BEGIN

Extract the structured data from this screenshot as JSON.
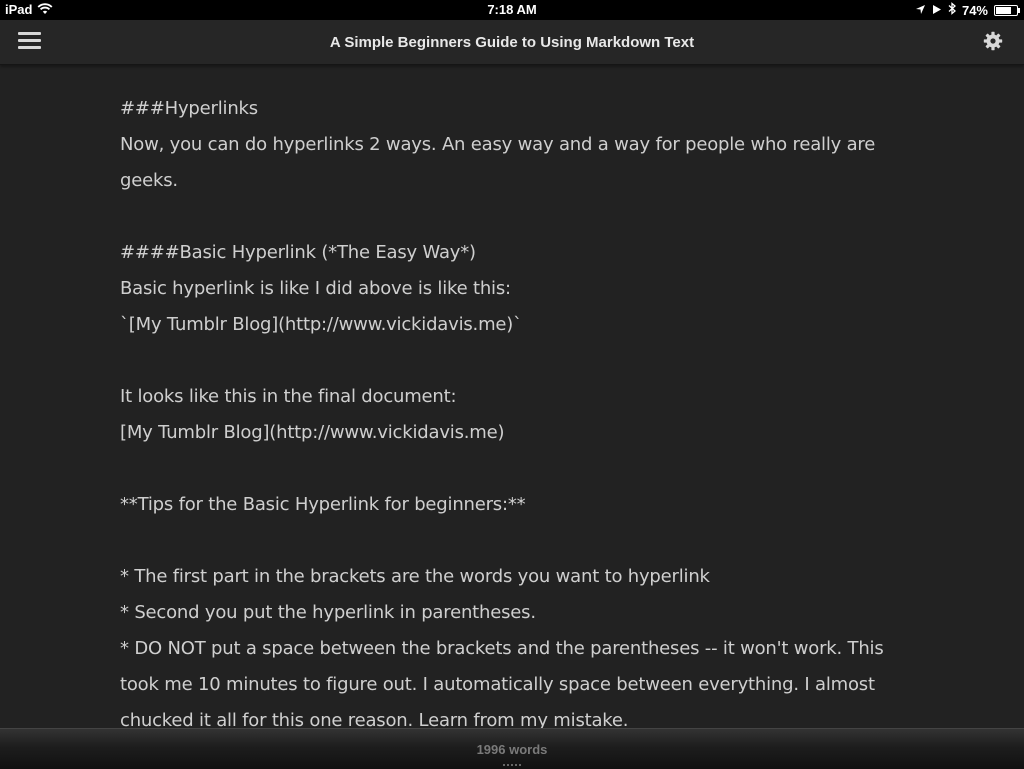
{
  "status_bar": {
    "device": "iPad",
    "time": "7:18 AM",
    "battery": "74%",
    "battery_level": 0.74
  },
  "nav": {
    "title": "A Simple Beginners Guide to Using Markdown Text"
  },
  "editor": {
    "lines": [
      "###Hyperlinks",
      "Now, you can do hyperlinks 2 ways. An easy way and a way for people who really are",
      "geeks.",
      "",
      "####Basic Hyperlink (*The Easy Way*)",
      "Basic hyperlink is like I did above is like this:",
      "`[My Tumblr Blog](http://www.vickidavis.me)`",
      "",
      "It looks like this in the final document:",
      "[My Tumblr Blog](http://www.vickidavis.me)",
      "",
      "**Tips for the Basic Hyperlink for beginners:**",
      "",
      "* The first part in the brackets are the words you want to hyperlink",
      "* Second you put the hyperlink in parentheses.",
      "* DO NOT put a space between the brackets and the parentheses -- it won't work. This",
      "took me 10 minutes to figure out. I automatically space between everything. I almost",
      "chucked it all for this one reason. Learn from my mistake."
    ]
  },
  "footer": {
    "word_count": "1996 words"
  },
  "icons": {
    "menu": "hamburger-menu-icon",
    "settings": "gear-icon",
    "wifi": "wifi-icon",
    "location": "location-arrow-icon",
    "play": "play-icon",
    "bluetooth": "bluetooth-icon",
    "battery": "battery-icon"
  }
}
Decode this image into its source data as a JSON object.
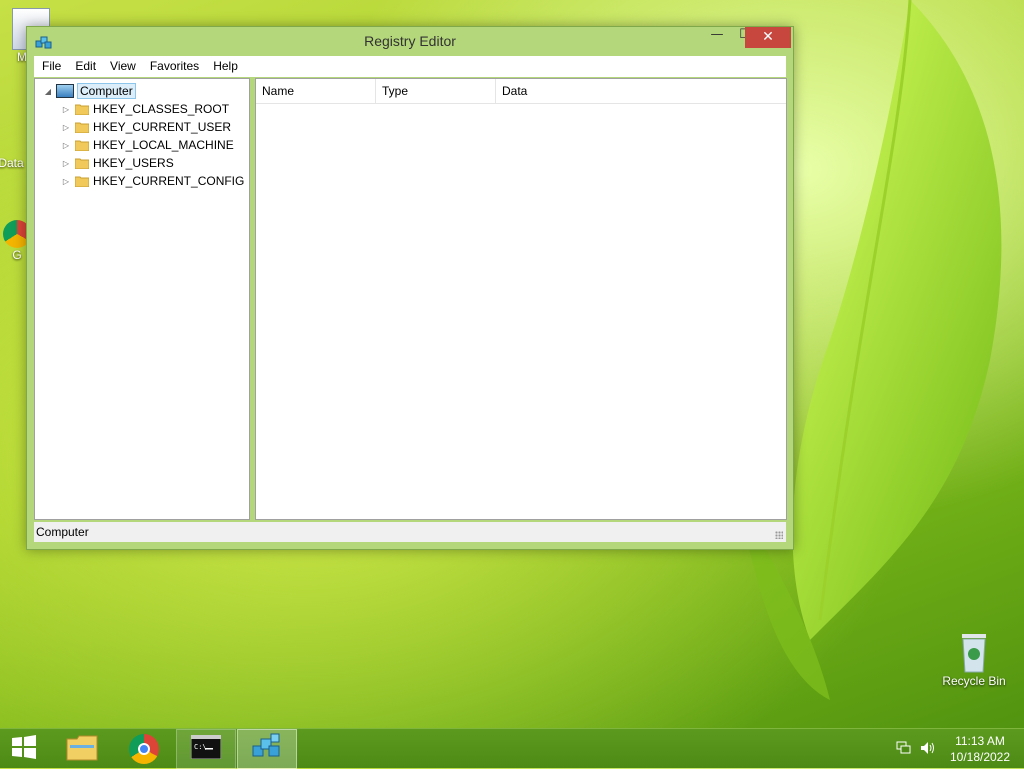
{
  "desktop": {
    "icons": [
      {
        "label": "My C"
      },
      {
        "label": "Data"
      },
      {
        "label": "G"
      },
      {
        "label": "Recycle Bin"
      }
    ]
  },
  "window": {
    "title": "Registry Editor",
    "minimize_glyph": "—",
    "maximize_glyph": "☐",
    "close_glyph": "✕",
    "menu": [
      "File",
      "Edit",
      "View",
      "Favorites",
      "Help"
    ],
    "tree": {
      "root": "Computer",
      "children": [
        "HKEY_CLASSES_ROOT",
        "HKEY_CURRENT_USER",
        "HKEY_LOCAL_MACHINE",
        "HKEY_USERS",
        "HKEY_CURRENT_CONFIG"
      ]
    },
    "columns": [
      "Name",
      "Type",
      "Data"
    ],
    "status": "Computer"
  },
  "taskbar": {
    "items": [
      "start-icon",
      "file-explorer-icon",
      "chrome-icon",
      "command-prompt-icon",
      "registry-editor-icon"
    ],
    "clock_time": "11:13 AM",
    "clock_date": "10/18/2022"
  },
  "colors": {
    "accent": "#b3d77a",
    "close": "#c7463d",
    "taskbar": "#4c8a16"
  }
}
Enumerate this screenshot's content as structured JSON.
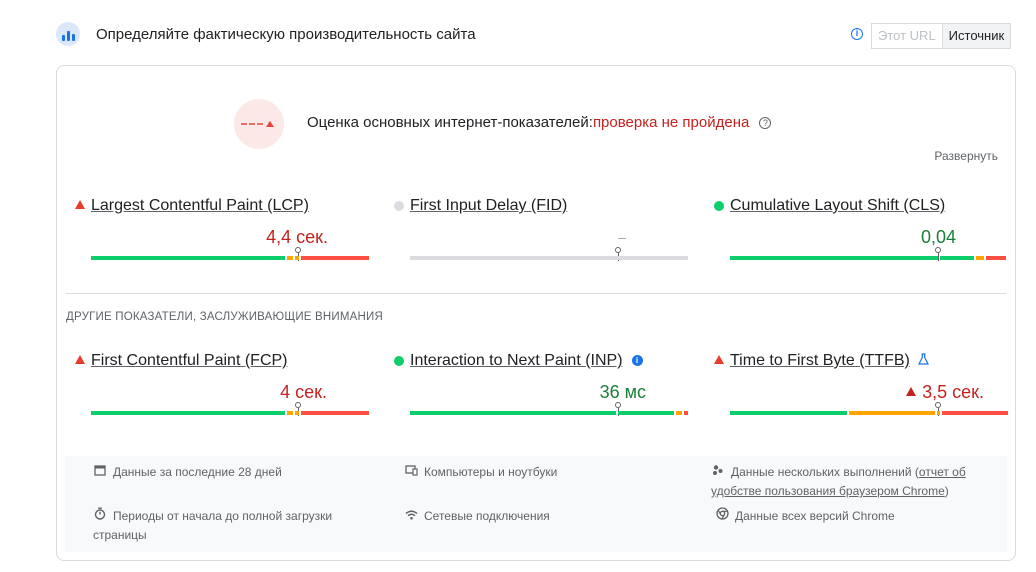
{
  "header": {
    "title": "Определяйте фактическую производительность сайта",
    "toggle_url": "Этот URL",
    "toggle_origin": "Источник"
  },
  "verdict": {
    "label": "Оценка основных интернет-показателей:",
    "status": "проверка не пройдена",
    "expand": "Развернуть"
  },
  "core_metrics": [
    {
      "name": "Largest Contentful Paint (LCP)",
      "value": "4,4 сек.",
      "rating": "poor",
      "marker_percentile": 0.75
    },
    {
      "name": "First Input Delay (FID)",
      "value": "–",
      "rating": "none",
      "marker_percentile": 0.75
    },
    {
      "name": "Cumulative Layout Shift (CLS)",
      "value": "0,04",
      "rating": "good",
      "marker_percentile": 0.75
    }
  ],
  "other_section_title": "Другие показатели, заслуживающие внимания",
  "other_metrics": [
    {
      "name": "First Contentful Paint (FCP)",
      "value": "4 сек.",
      "rating": "poor"
    },
    {
      "name": "Interaction to Next Paint (INP)",
      "value": "36 мс",
      "rating": "good"
    },
    {
      "name": "Time to First Byte (TTFB)",
      "value": "3,5 сек.",
      "rating": "poor"
    }
  ],
  "footer": {
    "period": "Данные за последние 28 дней",
    "devices": "Компьютеры и ноутбуки",
    "samples_prefix": "Данные нескольких выполнений (",
    "samples_link": "отчет об удобстве пользования браузером Chrome",
    "samples_suffix": ")",
    "duration": "Периоды от начала до полной загрузки страницы",
    "network": "Сетевые подключения",
    "chrome": "Данные всех версий Chrome"
  },
  "colors": {
    "good": "#0cce6b",
    "average": "#ffa400",
    "poor": "#ff4e42",
    "fail_text": "#c5221f",
    "pass_text": "#188038",
    "accent": "#1a73e8"
  }
}
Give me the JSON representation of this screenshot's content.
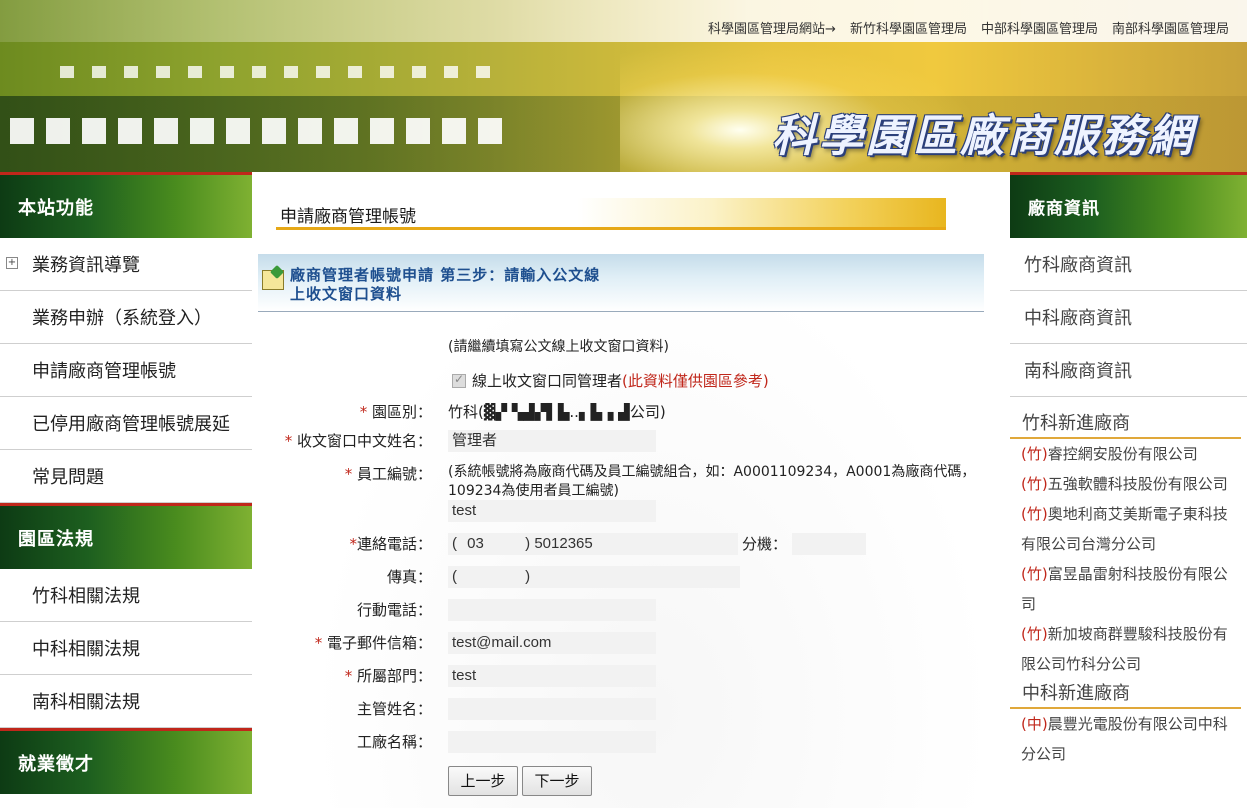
{
  "header": {
    "title": "科學園區廠商服務網",
    "links": [
      "科學園區管理局網站→",
      "新竹科學園區管理局",
      "中部科學園區管理局",
      "南部科學園區管理局"
    ]
  },
  "left": {
    "sections": [
      {
        "title": "本站功能",
        "items": [
          "業務資訊導覽",
          "業務申辦（系統登入）",
          "申請廠商管理帳號",
          "已停用廠商管理帳號展延",
          "常見問題"
        ]
      },
      {
        "title": "園區法規",
        "items": [
          "竹科相關法規",
          "中科相關法規",
          "南科相關法規"
        ]
      },
      {
        "title": "就業徵才",
        "items": []
      }
    ],
    "expand_icon": "plus-box-icon"
  },
  "main": {
    "page_title": "申請廠商管理帳號",
    "panel_title": "廠商管理者帳號申請 第三步：請輸入公文線上收文窗口資料",
    "panel_icon": "edit-note-icon",
    "intro": "(請繼續填寫公文線上收文窗口資料)",
    "same_as_manager_label": "線上收文窗口同管理者",
    "same_as_manager_note": "(此資料僅供園區參考)",
    "same_as_manager_checked": true,
    "fields": {
      "park": {
        "label": "園區別：",
        "required": "*",
        "value": "竹科(▓▞ ▚▟▞▌▙..▖▙▗ ▟公司)"
      },
      "name": {
        "label": "收文窗口中文姓名：",
        "required": "*",
        "value": "管理者"
      },
      "employee_id": {
        "label": "員工編號：",
        "required": "*",
        "hint": "(系統帳號將為廠商代碼及員工編號組合，如：A0001109234，A0001為廠商代碼，109234為使用者員工編號)",
        "value": "test"
      },
      "phone": {
        "label": "連絡電話：",
        "required": "*",
        "area_code": "03",
        "number": "5012365",
        "ext_label": "分機：",
        "ext": ""
      },
      "fax": {
        "label": "傳真：",
        "area_code": "",
        "number": ""
      },
      "mobile": {
        "label": "行動電話：",
        "value": ""
      },
      "email": {
        "label": "電子郵件信箱：",
        "required": "*",
        "value": "test@mail.com"
      },
      "department": {
        "label": "所屬部門：",
        "required": "*",
        "value": "test"
      },
      "supervisor": {
        "label": "主管姓名：",
        "value": ""
      },
      "factory": {
        "label": "工廠名稱：",
        "value": ""
      }
    },
    "buttons": {
      "prev": "上一步",
      "next": "下一步"
    }
  },
  "right": {
    "title": "廠商資訊",
    "items": [
      "竹科廠商資訊",
      "中科廠商資訊",
      "南科廠商資訊"
    ],
    "new_hsinchu": {
      "title": "竹科新進廠商",
      "list": [
        {
          "tag": "(竹)",
          "name": "睿控網安股份有限公司"
        },
        {
          "tag": "(竹)",
          "name": "五強軟體科技股份有限公司"
        },
        {
          "tag": "(竹)",
          "name": "奧地利商艾美斯電子東科技有限公司台灣分公司"
        },
        {
          "tag": "(竹)",
          "name": "富昱晶雷射科技股份有限公司"
        },
        {
          "tag": "(竹)",
          "name": "新加坡商群豐駿科技股份有限公司竹科分公司"
        }
      ]
    },
    "new_central": {
      "title": "中科新進廠商",
      "list": [
        {
          "tag": "(中)",
          "name": "晨豐光電股份有限公司中科分公司"
        }
      ]
    }
  }
}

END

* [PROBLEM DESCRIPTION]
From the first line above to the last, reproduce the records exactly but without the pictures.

* [OUTPUT BELOW]
Extract the structured data from this screenshot as JSON.
{
  "status_bar": {
    "device": "iPad",
    "time": "7:18 AM",
    "battery": "74%",
    "battery_level": 0.74
  },
  "nav": {
    "title": "A Simple Beginners Guide to Using Markdown Text"
  },
  "editor": {
    "lines": [
      "###Hyperlinks",
      "Now, you can do hyperlinks 2 ways. An easy way and a way for people who really are",
      "geeks.",
      "",
      "####Basic Hyperlink (*The Easy Way*)",
      "Basic hyperlink is like I did above is like this:",
      "`[My Tumblr Blog](http://www.vickidavis.me)`",
      "",
      "It looks like this in the final document:",
      "[My Tumblr Blog](http://www.vickidavis.me)",
      "",
      "**Tips for the Basic Hyperlink for beginners:**",
      "",
      "* The first part in the brackets are the words you want to hyperlink",
      "* Second you put the hyperlink in parentheses.",
      "* DO NOT put a space between the brackets and the parentheses -- it won't work. This",
      "took me 10 minutes to figure out. I automatically space between everything. I almost",
      "chucked it all for this one reason. Learn from my mistake."
    ]
  },
  "footer": {
    "word_count": "1996 words"
  },
  "icons": {
    "menu": "hamburger-menu-icon",
    "settings": "gear-icon",
    "wifi": "wifi-icon",
    "location": "location-arrow-icon",
    "play": "play-icon",
    "bluetooth": "bluetooth-icon",
    "battery": "battery-icon"
  }
}
Decode this image into its source data as a JSON object.
{
  "desktop": {
    "icons": [
      {
        "label": "My C"
      },
      {
        "label": "Data"
      },
      {
        "label": "G"
      },
      {
        "label": "Recycle Bin"
      }
    ]
  },
  "window": {
    "title": "Registry Editor",
    "minimize_glyph": "—",
    "maximize_glyph": "☐",
    "close_glyph": "✕",
    "menu": [
      "File",
      "Edit",
      "View",
      "Favorites",
      "Help"
    ],
    "tree": {
      "root": "Computer",
      "children": [
        "HKEY_CLASSES_ROOT",
        "HKEY_CURRENT_USER",
        "HKEY_LOCAL_MACHINE",
        "HKEY_USERS",
        "HKEY_CURRENT_CONFIG"
      ]
    },
    "columns": [
      "Name",
      "Type",
      "Data"
    ],
    "status": "Computer"
  },
  "taskbar": {
    "items": [
      "start-icon",
      "file-explorer-icon",
      "chrome-icon",
      "command-prompt-icon",
      "registry-editor-icon"
    ],
    "clock_time": "11:13 AM",
    "clock_date": "10/18/2022"
  },
  "colors": {
    "accent": "#b3d77a",
    "close": "#c7463d",
    "taskbar": "#4c8a16"
  }
}
Enumerate this screenshot's content as structured JSON.
{
  "header": {
    "title": "Определяйте фактическую производительность сайта",
    "toggle_url": "Этот URL",
    "toggle_origin": "Источник"
  },
  "verdict": {
    "label": "Оценка основных интернет-показателей:",
    "status": "проверка не пройдена",
    "expand": "Развернуть"
  },
  "core_metrics": [
    {
      "name": "Largest Contentful Paint (LCP)",
      "value": "4,4 сек.",
      "rating": "poor",
      "marker_percentile": 0.75
    },
    {
      "name": "First Input Delay (FID)",
      "value": "–",
      "rating": "none",
      "marker_percentile": 0.75
    },
    {
      "name": "Cumulative Layout Shift (CLS)",
      "value": "0,04",
      "rating": "good",
      "marker_percentile": 0.75
    }
  ],
  "other_section_title": "Другие показатели, заслуживающие внимания",
  "other_metrics": [
    {
      "name": "First Contentful Paint (FCP)",
      "value": "4 сек.",
      "rating": "poor"
    },
    {
      "name": "Interaction to Next Paint (INP)",
      "value": "36 мс",
      "rating": "good"
    },
    {
      "name": "Time to First Byte (TTFB)",
      "value": "3,5 сек.",
      "rating": "poor"
    }
  ],
  "footer": {
    "period": "Данные за последние 28 дней",
    "devices": "Компьютеры и ноутбуки",
    "samples_prefix": "Данные нескольких выполнений (",
    "samples_link": "отчет об удобстве пользования браузером Chrome",
    "samples_suffix": ")",
    "duration": "Периоды от начала до полной загрузки страницы",
    "network": "Сетевые подключения",
    "chrome": "Данные всех версий Chrome"
  },
  "colors": {
    "good": "#0cce6b",
    "average": "#ffa400",
    "poor": "#ff4e42",
    "fail_text": "#c5221f",
    "pass_text": "#188038",
    "accent": "#1a73e8"
  }
}
Give me the JSON representation of this screenshot's content.
{
  "header": {
    "title": "科學園區廠商服務網",
    "links": [
      "科學園區管理局網站→",
      "新竹科學園區管理局",
      "中部科學園區管理局",
      "南部科學園區管理局"
    ]
  },
  "left": {
    "sections": [
      {
        "title": "本站功能",
        "items": [
          "業務資訊導覽",
          "業務申辦（系統登入）",
          "申請廠商管理帳號",
          "已停用廠商管理帳號展延",
          "常見問題"
        ]
      },
      {
        "title": "園區法規",
        "items": [
          "竹科相關法規",
          "中科相關法規",
          "南科相關法規"
        ]
      },
      {
        "title": "就業徵才",
        "items": []
      }
    ],
    "expand_icon": "plus-box-icon"
  },
  "main": {
    "page_title": "申請廠商管理帳號",
    "panel_title": "廠商管理者帳號申請 第三步：請輸入公文線上收文窗口資料",
    "panel_icon": "edit-note-icon",
    "intro": "(請繼續填寫公文線上收文窗口資料)",
    "same_as_manager_label": "線上收文窗口同管理者",
    "same_as_manager_note": "(此資料僅供園區參考)",
    "same_as_manager_checked": true,
    "fields": {
      "park": {
        "label": "園區別：",
        "required": "*",
        "value": "竹科(▓▞ ▚▟▞▌▙..▖▙▗ ▟公司)"
      },
      "name": {
        "label": "收文窗口中文姓名：",
        "required": "*",
        "value": "管理者"
      },
      "employee_id": {
        "label": "員工編號：",
        "required": "*",
        "hint": "(系統帳號將為廠商代碼及員工編號組合，如：A0001109234，A0001為廠商代碼，109234為使用者員工編號)",
        "value": "test"
      },
      "phone": {
        "label": "連絡電話：",
        "required": "*",
        "area_code": "03",
        "number": "5012365",
        "ext_label": "分機：",
        "ext": ""
      },
      "fax": {
        "label": "傳真：",
        "area_code": "",
        "number": ""
      },
      "mobile": {
        "label": "行動電話：",
        "value": ""
      },
      "email": {
        "label": "電子郵件信箱：",
        "required": "*",
        "value": "test@mail.com"
      },
      "department": {
        "label": "所屬部門：",
        "required": "*",
        "value": "test"
      },
      "supervisor": {
        "label": "主管姓名：",
        "value": ""
      },
      "factory": {
        "label": "工廠名稱：",
        "value": ""
      }
    },
    "buttons": {
      "prev": "上一步",
      "next": "下一步"
    }
  },
  "right": {
    "title": "廠商資訊",
    "items": [
      "竹科廠商資訊",
      "中科廠商資訊",
      "南科廠商資訊"
    ],
    "new_hsinchu": {
      "title": "竹科新進廠商",
      "list": [
        {
          "tag": "(竹)",
          "name": "睿控網安股份有限公司"
        },
        {
          "tag": "(竹)",
          "name": "五強軟體科技股份有限公司"
        },
        {
          "tag": "(竹)",
          "name": "奧地利商艾美斯電子東科技有限公司台灣分公司"
        },
        {
          "tag": "(竹)",
          "name": "富昱晶雷射科技股份有限公司"
        },
        {
          "tag": "(竹)",
          "name": "新加坡商群豐駿科技股份有限公司竹科分公司"
        }
      ]
    },
    "new_central": {
      "title": "中科新進廠商",
      "list": [
        {
          "tag": "(中)",
          "name": "晨豐光電股份有限公司中科分公司"
        }
      ]
    }
  }
}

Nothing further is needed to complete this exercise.